* _What is required_
Go through the material below and copy each line where the word "unused" appears.

* _Material supplied_
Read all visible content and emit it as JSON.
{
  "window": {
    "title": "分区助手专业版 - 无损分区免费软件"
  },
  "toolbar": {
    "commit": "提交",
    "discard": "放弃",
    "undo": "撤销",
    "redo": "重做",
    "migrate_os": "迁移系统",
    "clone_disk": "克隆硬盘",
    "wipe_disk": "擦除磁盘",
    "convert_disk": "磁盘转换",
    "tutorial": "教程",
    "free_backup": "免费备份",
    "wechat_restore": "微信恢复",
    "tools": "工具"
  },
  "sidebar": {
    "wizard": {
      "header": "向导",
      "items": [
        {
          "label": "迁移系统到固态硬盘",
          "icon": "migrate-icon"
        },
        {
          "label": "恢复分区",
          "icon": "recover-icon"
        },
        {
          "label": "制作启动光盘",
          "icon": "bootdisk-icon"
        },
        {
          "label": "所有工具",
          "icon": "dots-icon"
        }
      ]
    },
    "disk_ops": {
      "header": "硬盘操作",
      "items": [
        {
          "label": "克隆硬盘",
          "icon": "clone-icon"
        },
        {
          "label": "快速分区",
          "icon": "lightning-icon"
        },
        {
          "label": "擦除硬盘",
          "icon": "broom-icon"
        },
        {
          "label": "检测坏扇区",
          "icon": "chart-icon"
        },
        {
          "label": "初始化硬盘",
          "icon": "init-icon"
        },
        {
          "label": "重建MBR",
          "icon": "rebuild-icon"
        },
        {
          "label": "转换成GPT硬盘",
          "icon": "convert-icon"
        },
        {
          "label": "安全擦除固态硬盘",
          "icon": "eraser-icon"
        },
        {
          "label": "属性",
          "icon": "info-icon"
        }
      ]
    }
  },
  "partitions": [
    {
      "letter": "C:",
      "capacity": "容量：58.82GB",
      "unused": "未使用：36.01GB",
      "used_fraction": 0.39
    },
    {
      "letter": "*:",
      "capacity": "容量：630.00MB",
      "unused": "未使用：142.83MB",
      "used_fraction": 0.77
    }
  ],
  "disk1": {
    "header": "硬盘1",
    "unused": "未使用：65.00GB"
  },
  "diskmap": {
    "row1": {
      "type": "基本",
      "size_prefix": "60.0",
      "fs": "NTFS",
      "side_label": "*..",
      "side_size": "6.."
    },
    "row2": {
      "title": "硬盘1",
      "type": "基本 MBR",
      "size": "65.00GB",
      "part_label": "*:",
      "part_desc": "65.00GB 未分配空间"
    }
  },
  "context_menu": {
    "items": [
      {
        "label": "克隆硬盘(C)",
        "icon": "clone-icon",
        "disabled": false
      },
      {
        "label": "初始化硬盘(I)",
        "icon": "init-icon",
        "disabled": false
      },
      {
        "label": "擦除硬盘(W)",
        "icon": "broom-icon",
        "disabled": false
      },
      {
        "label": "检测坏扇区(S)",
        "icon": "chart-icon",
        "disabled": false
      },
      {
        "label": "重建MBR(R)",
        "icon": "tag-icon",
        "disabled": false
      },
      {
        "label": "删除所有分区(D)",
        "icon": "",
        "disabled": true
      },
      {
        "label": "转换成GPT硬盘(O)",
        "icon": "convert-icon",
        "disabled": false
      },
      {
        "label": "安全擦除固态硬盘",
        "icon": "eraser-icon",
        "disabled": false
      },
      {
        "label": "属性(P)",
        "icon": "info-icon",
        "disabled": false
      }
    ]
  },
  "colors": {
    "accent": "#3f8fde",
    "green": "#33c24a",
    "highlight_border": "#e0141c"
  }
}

* _Result of the task_
      "unused": "未使用：36.01GB",
      "unused": "未使用：142.83MB",
    "unused": "未使用：65.00GB"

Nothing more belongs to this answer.